“The genie is now out of the bottle, and there is no going back. Immigration and race will be significant issues in the next general election, and the political parties must not hide from them. They must instead engage the debate with rationality and challenge, like Mr McDowell has done, the insidious creep towards xenophobia that has been set on its way by the trade union movement.”
Martin Mansergh in an article in the Irish Times asks why is it that immigration is suddenly being made an election issue by the opposition parties.
“What has happened to change that attitude? Is Ireland beset with plunging growth, falling wages and soaring unemployment? Are we faced with a situation of force majeure provided for in the terms which we originally agreed? The opposite is the reality. Employment grew last year by a record 89,000 jobs. Unemployment, at slightly above 4 per cent, is the lowest in the EU. Real earnings continue to rise. The steady supply of labour is easing a tightness in the labour market that would otherwise drive up wage inflation and damage competitiveness and jobs….
“To introduce work permits for the few remaining years allowed would suggest a collective failure of nerve. Checking out anecdotal evidence is an entirely inadequate reason for a major u-turn in national economic policy. The extra bureaucracy at taxpayers’ expense would hamper the conduct of business. It would encourage investment, business and jobs to go elsewhere, rather than retard that process. In a short time, it would make the country less prosperous….

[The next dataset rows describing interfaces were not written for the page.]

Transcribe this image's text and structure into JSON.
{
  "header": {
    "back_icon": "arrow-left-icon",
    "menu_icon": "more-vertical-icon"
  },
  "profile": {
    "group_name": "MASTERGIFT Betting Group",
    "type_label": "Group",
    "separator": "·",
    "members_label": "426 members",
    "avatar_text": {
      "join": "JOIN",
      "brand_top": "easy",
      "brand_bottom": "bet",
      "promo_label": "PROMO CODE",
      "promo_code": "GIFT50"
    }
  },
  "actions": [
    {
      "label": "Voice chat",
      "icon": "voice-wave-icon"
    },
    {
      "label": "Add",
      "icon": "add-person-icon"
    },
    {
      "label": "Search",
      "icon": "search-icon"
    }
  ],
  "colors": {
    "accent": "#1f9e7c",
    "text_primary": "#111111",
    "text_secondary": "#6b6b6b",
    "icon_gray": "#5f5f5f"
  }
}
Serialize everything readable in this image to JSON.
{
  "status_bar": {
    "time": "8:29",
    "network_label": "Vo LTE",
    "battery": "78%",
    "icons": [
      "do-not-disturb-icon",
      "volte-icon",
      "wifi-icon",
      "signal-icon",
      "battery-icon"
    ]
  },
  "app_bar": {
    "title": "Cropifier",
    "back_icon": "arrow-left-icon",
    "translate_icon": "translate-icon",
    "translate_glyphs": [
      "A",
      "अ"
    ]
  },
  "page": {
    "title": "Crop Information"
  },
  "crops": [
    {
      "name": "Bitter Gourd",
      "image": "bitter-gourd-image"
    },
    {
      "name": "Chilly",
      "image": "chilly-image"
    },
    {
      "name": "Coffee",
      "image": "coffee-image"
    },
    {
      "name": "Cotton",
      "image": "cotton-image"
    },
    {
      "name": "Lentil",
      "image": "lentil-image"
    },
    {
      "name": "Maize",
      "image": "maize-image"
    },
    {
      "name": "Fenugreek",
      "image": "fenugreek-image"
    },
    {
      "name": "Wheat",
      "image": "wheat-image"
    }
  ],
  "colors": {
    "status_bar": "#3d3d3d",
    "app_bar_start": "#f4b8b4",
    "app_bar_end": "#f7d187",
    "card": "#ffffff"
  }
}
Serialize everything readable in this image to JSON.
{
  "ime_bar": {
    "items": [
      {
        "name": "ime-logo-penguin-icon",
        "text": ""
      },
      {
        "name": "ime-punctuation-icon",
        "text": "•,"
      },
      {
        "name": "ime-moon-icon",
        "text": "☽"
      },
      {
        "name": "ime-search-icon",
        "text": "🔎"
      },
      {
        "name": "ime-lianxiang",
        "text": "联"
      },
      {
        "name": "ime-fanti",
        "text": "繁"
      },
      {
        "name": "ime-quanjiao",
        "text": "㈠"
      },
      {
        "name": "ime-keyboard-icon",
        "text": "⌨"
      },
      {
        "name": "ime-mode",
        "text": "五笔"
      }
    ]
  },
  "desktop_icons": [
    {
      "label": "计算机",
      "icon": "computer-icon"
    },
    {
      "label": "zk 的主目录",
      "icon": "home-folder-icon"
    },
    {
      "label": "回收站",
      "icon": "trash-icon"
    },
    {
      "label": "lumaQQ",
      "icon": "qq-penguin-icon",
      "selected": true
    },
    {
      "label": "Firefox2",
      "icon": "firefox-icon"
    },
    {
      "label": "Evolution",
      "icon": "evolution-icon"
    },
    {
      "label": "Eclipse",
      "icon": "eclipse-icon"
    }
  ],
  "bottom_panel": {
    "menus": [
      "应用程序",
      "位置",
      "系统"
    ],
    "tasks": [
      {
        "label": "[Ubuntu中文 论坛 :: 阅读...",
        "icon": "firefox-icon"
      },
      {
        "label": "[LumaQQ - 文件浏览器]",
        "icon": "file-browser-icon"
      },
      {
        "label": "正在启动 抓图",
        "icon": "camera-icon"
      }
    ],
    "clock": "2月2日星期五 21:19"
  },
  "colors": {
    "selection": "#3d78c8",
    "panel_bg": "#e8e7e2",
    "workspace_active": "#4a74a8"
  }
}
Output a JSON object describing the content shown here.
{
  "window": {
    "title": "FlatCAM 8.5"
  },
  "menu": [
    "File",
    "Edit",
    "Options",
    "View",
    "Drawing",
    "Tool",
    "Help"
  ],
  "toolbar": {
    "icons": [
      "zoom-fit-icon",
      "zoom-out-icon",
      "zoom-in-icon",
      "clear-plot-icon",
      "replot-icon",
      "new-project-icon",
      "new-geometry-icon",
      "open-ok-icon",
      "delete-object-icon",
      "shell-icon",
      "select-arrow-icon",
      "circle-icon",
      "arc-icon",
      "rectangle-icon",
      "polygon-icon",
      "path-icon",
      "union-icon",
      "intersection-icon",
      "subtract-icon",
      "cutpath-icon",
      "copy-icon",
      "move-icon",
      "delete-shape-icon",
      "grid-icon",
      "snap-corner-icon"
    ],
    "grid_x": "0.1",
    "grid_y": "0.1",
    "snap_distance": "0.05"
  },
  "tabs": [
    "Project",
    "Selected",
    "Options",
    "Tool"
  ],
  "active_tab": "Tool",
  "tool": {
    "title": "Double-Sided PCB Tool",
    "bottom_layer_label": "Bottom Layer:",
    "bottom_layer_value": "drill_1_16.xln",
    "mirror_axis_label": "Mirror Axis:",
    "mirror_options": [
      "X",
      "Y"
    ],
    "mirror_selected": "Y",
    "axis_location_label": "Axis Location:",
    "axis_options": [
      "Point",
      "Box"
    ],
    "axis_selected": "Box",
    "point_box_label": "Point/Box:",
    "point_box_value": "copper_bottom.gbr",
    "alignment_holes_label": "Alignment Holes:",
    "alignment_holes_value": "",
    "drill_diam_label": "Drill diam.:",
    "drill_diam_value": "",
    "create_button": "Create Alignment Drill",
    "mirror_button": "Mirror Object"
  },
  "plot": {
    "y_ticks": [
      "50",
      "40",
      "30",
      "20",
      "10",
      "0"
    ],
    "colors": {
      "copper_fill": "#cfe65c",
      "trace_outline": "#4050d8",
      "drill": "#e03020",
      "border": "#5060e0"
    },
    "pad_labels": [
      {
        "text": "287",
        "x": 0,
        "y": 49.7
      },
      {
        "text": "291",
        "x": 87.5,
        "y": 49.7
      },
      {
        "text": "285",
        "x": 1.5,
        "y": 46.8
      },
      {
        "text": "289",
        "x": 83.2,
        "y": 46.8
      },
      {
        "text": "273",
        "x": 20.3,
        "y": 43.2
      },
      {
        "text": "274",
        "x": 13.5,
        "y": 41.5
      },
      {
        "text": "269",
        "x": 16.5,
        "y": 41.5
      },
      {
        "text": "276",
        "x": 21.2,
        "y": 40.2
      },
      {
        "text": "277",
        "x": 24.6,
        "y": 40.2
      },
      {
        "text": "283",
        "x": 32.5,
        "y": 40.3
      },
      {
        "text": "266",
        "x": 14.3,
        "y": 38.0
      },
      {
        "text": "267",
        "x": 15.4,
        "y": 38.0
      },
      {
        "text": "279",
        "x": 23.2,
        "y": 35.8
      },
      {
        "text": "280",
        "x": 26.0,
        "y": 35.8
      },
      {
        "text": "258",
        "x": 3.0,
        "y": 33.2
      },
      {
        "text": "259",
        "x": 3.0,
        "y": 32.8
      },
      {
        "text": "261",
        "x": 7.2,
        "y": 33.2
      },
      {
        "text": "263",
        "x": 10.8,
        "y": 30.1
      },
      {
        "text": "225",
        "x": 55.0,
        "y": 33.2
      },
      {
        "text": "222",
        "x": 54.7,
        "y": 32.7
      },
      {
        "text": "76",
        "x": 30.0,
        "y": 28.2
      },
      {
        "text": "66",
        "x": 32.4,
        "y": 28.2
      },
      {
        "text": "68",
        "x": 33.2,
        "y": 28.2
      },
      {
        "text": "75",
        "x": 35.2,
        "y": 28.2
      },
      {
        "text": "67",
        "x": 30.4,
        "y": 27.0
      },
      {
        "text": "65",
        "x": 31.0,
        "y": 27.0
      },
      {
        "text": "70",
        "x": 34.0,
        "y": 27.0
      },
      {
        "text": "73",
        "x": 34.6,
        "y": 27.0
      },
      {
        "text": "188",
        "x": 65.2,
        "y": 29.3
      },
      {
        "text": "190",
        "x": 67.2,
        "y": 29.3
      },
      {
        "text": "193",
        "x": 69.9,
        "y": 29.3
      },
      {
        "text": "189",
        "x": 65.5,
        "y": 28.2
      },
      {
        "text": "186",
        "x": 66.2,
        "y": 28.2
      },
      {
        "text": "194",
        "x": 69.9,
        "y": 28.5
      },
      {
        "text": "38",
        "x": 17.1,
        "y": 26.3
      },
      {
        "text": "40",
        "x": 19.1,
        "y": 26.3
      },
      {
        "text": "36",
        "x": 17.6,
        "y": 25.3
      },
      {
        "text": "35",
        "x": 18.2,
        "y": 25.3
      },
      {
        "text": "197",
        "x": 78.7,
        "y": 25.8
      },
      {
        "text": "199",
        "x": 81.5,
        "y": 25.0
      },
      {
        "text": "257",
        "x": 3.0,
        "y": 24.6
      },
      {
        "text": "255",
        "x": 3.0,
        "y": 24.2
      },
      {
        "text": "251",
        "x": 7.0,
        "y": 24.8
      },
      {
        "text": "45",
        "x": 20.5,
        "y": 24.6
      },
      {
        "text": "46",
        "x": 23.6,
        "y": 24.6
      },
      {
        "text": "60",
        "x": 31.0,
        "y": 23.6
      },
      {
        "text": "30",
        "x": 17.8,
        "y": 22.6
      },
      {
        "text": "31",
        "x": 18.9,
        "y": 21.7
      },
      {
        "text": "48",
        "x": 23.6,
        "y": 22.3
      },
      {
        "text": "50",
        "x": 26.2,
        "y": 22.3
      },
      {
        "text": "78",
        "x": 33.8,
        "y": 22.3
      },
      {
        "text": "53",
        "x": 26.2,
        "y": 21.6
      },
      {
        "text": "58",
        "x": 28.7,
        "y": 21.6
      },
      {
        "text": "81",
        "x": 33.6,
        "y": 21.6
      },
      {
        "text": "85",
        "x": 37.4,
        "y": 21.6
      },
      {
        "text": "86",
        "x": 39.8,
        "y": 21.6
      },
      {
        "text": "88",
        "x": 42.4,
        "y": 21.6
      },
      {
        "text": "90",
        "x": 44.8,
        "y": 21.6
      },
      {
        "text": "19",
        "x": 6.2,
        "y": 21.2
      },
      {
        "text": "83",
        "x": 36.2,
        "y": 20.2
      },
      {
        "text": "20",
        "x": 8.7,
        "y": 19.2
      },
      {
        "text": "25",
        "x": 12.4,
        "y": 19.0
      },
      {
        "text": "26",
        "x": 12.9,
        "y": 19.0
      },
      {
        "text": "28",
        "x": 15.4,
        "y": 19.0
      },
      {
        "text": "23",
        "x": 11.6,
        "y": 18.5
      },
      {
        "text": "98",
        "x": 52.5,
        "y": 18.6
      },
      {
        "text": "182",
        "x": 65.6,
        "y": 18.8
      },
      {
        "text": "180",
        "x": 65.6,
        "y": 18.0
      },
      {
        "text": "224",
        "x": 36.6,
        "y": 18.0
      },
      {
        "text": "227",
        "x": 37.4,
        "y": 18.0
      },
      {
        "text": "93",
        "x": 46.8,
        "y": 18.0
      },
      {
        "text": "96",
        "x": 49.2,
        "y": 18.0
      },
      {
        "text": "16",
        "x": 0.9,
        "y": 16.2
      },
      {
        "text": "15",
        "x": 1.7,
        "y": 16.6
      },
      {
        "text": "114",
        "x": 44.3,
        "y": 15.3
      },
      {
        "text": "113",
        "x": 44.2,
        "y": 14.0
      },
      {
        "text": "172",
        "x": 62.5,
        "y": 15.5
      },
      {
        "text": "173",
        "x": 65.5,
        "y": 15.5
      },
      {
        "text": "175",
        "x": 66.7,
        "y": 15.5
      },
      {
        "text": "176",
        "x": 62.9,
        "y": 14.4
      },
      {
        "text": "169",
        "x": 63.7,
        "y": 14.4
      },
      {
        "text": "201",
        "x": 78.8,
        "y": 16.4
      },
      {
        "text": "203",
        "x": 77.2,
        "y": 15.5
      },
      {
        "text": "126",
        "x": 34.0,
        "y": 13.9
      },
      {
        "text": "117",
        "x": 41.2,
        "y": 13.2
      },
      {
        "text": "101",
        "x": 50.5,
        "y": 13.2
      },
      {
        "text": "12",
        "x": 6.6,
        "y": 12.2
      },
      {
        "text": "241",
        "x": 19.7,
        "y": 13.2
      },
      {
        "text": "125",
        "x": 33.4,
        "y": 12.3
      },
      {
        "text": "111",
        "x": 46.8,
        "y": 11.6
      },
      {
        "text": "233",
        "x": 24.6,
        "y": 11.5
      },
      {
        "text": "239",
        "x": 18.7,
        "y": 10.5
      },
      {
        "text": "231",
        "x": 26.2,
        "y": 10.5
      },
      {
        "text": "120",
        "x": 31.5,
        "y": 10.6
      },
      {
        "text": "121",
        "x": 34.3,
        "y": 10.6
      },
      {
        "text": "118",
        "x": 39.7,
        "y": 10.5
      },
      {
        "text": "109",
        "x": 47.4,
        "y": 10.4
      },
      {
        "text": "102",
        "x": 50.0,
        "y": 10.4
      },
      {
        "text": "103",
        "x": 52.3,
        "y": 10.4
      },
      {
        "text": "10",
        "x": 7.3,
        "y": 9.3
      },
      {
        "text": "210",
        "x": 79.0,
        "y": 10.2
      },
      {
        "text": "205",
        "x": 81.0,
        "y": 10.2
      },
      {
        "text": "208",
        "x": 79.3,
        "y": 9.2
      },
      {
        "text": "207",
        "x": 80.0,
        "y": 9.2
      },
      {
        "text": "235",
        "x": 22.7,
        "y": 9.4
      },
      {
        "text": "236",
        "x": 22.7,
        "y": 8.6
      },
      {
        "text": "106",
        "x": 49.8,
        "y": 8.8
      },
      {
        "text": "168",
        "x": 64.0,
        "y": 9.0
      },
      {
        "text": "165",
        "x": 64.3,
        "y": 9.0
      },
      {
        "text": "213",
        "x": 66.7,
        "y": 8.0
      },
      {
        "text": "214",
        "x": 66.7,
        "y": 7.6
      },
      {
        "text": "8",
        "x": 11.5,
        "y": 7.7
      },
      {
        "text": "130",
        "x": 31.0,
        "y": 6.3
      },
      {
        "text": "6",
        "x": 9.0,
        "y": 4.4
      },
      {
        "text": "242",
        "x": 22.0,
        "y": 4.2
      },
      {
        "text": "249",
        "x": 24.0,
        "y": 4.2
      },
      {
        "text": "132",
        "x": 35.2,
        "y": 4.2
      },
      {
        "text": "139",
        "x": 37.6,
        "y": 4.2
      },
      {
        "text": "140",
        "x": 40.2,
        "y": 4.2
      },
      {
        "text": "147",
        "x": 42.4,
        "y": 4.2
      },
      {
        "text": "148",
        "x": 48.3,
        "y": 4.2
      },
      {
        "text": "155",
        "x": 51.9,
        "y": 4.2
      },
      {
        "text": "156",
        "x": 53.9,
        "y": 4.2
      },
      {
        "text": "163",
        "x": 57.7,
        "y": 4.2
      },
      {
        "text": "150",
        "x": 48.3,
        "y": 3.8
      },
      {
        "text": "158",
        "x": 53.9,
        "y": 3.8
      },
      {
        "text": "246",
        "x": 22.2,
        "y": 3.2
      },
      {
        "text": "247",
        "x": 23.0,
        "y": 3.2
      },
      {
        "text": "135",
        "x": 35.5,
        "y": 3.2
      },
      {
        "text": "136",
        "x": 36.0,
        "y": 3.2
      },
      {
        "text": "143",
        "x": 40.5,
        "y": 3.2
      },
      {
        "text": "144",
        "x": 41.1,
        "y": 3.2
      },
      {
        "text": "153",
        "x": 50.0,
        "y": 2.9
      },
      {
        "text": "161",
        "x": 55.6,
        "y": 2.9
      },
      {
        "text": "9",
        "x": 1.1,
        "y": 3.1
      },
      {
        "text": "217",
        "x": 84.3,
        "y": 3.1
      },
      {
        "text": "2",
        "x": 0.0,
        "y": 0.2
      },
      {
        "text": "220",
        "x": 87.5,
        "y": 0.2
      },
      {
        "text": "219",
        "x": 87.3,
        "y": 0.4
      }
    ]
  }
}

“Was a moment’s thought given to what it would do to our relations with Poland and other new member states? Ireland would lose all the goodwill garnered in 2004, and for what? (Bulgaria and Romania, due to join in 2007, with whom we have entered into no such commitments, are a separate issue).
Nothing in the latest medium-term review of the ESRI, which was never a right-wing think-tank, supports such a reversal. Under its high growth scenario, it states that “the additional growth which is made possible by the immigration of skilled labour will enhance the living standards of the population as a whole”.
More generally, it states that the “open labour market gave Ireland a unique advantage and facilitated the rapid convergence to EU living standards witnessed in recent years”. An EU Commission report next week will also present a favourable verdict on our more courageous policy.
Immigration policy in every country is sensitive. That does not mean it should not be discussed. It is very carefully discussed in the latest NESC report. Anything that would encourage or make prejudice more respectable is dangerous. Measures deeply injurious to national welfare should not be canvassed, simply because they strike a popular chord and play up public fears. We have fortunately so far in this country been spared the politics of right-wing xenophobia. The introduction of themes that might nourish it is most unwelcome.
If the Government and the social partners want to do more for the least advantaged section of our indigenous workforce, they can reintroduce flexibility to the community employment schemes as part of the social partnership negotiations.
The insidious suggestion that work permits should be reconsidered for migrants from new EU member states with the crude reminder that there are 40 million Poles was not a glorious moment in the history of the Irish labour movement, and has little in keeping with the spirit of 1913 or James Connolly, who expressed a particular empathy for Poland. Is a mini-fortress Ireland to displace internationalism as the new dominant ideal? The proposal, which is not being pursued by the trade unions, should be binned.”